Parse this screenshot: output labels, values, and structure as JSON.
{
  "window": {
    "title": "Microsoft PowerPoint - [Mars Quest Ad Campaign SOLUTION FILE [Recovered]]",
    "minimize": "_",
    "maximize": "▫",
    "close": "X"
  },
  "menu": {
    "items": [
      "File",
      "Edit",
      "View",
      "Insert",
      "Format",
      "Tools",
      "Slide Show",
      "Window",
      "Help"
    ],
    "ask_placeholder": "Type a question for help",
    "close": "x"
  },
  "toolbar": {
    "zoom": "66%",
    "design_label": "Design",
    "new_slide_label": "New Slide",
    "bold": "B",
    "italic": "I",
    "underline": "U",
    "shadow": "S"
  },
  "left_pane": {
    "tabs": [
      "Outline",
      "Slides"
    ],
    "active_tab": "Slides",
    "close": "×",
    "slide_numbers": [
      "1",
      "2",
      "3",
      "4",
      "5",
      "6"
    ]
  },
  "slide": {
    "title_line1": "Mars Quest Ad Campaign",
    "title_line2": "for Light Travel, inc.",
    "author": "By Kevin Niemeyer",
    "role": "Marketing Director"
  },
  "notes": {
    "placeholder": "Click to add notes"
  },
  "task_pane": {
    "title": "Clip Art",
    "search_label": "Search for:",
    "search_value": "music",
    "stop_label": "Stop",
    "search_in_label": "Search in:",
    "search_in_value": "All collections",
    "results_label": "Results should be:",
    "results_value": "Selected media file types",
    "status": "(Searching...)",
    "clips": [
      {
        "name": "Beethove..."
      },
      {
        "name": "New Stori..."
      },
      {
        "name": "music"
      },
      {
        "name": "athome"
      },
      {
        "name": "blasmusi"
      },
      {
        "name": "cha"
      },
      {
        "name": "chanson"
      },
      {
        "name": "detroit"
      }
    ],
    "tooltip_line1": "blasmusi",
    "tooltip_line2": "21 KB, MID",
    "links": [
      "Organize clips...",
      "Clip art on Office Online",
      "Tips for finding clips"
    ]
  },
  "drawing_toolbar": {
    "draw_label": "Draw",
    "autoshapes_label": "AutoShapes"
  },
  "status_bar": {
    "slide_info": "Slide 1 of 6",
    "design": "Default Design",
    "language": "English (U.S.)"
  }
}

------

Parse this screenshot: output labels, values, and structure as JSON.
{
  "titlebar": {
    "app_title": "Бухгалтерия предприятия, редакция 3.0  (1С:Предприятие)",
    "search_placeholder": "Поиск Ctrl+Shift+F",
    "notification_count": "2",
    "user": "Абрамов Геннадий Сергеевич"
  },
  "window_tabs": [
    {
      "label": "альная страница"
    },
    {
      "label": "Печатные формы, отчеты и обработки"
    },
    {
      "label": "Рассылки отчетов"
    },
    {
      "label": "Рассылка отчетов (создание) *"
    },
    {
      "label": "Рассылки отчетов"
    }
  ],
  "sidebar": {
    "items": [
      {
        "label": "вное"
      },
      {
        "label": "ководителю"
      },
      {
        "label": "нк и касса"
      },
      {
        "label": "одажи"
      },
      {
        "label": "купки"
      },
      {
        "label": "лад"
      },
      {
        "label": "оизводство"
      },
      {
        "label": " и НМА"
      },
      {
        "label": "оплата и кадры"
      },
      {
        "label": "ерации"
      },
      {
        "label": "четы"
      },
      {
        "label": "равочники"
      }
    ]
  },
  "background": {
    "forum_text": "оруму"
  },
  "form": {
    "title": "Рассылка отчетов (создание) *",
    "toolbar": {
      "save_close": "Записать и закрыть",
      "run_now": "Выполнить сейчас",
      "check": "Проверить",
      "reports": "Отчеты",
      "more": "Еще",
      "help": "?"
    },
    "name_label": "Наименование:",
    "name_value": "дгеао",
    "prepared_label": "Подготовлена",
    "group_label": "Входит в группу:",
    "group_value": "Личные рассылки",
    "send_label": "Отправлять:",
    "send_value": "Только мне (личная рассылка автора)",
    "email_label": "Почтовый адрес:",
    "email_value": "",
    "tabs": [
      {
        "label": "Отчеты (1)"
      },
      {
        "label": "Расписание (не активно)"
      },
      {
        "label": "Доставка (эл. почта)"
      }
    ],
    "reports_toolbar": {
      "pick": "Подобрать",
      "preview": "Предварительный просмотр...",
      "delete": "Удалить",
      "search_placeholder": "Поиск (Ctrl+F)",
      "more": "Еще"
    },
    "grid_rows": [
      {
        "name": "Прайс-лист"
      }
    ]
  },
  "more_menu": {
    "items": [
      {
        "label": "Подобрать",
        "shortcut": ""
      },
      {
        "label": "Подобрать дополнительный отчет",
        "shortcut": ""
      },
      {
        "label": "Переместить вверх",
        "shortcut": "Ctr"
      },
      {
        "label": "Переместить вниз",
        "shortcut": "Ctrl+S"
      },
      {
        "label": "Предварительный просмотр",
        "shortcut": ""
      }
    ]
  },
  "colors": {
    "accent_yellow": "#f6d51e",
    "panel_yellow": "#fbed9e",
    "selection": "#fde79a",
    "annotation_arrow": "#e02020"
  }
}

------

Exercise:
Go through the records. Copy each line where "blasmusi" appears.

Problem solution:
        "name": "blasmusi"
    "tooltip_line1": "blasmusi",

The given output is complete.